### INPUT
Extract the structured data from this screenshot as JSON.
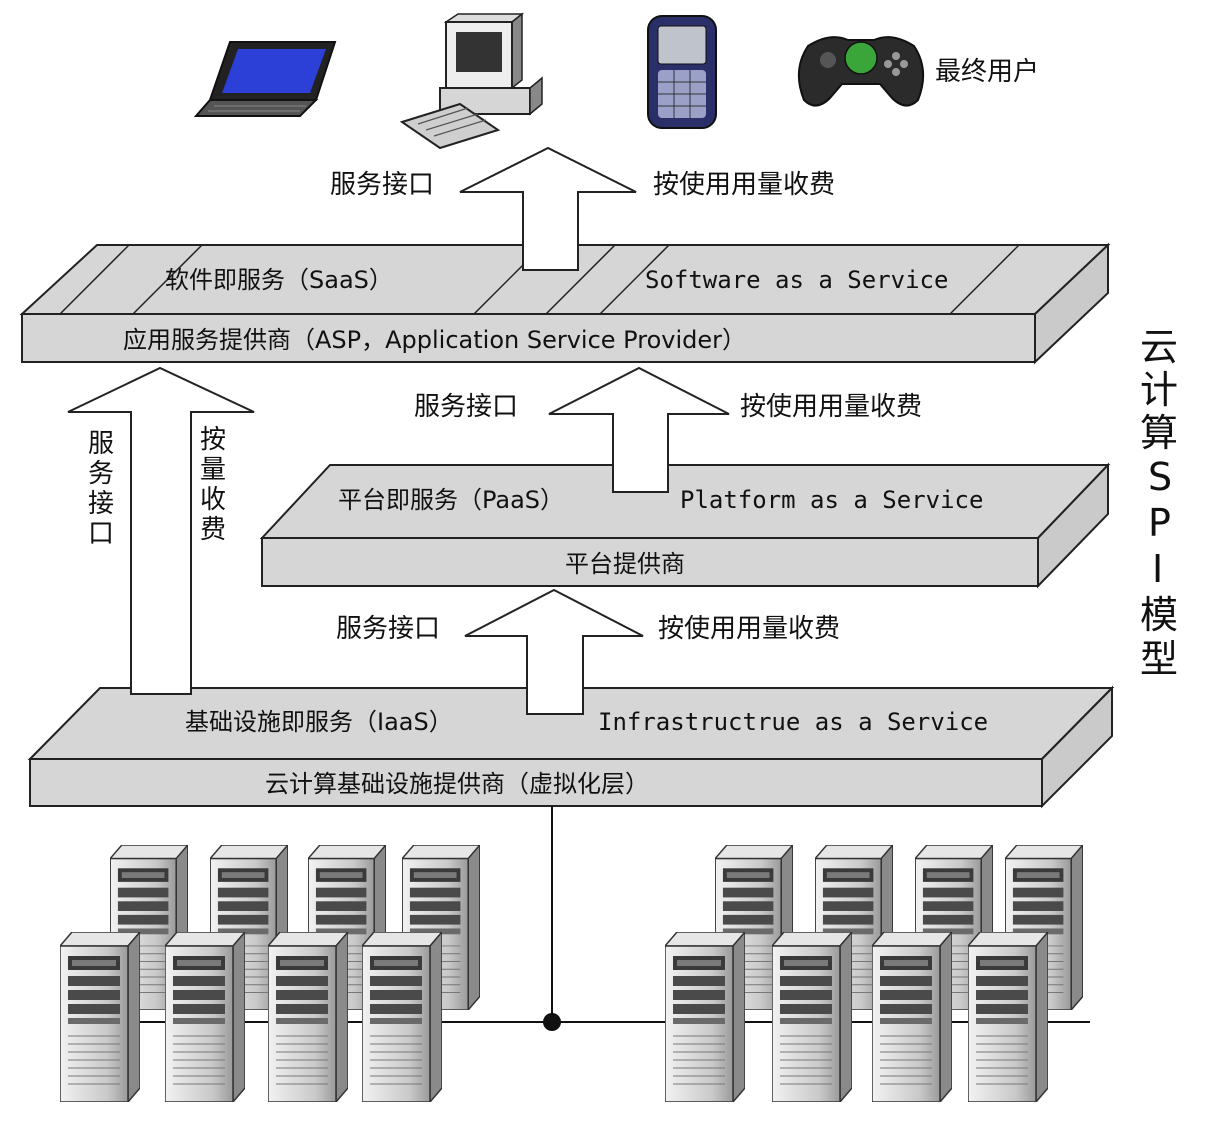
{
  "end_users": {
    "label": "最终用户",
    "devices": [
      "laptop-icon",
      "desktop-computer-icon",
      "smartphone-icon",
      "gamepad-icon"
    ]
  },
  "saas": {
    "top_cn": "软件即服务（SaaS）",
    "top_en": "Software as a Service",
    "front": "应用服务提供商（ASP，Application Service Provider）",
    "arrow_left": "服务接口",
    "arrow_right": "按使用用量收费"
  },
  "paas": {
    "top_cn": "平台即服务（PaaS）",
    "top_en": "Platform as a Service",
    "front": "平台提供商",
    "arrow_left": "服务接口",
    "arrow_right": "按使用用量收费"
  },
  "iaas": {
    "top_cn": "基础设施即服务（IaaS）",
    "top_en": "Infrastructrue as a Service",
    "front": "云计算基础设施提供商（虚拟化层）",
    "arrow_left": "服务接口",
    "arrow_right": "按使用用量收费"
  },
  "bypass_arrow": {
    "left": [
      "服",
      "务",
      "接",
      "口"
    ],
    "right": [
      "按",
      "量",
      "收",
      "费"
    ]
  },
  "model_title": [
    "云",
    "计",
    "算",
    "S",
    "P",
    "I",
    "模",
    "型"
  ],
  "servers": {
    "icon": "server-tower-icon"
  }
}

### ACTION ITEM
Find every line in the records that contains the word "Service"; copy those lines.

### SOLUTION TO THIS EXERCISE
    "top_en": "Software as a Service",
    "front": "应用服务提供商（ASP，Application Service Provider）",
    "top_en": "Platform as a Service",
    "top_en": "Infrastructrue as a Service",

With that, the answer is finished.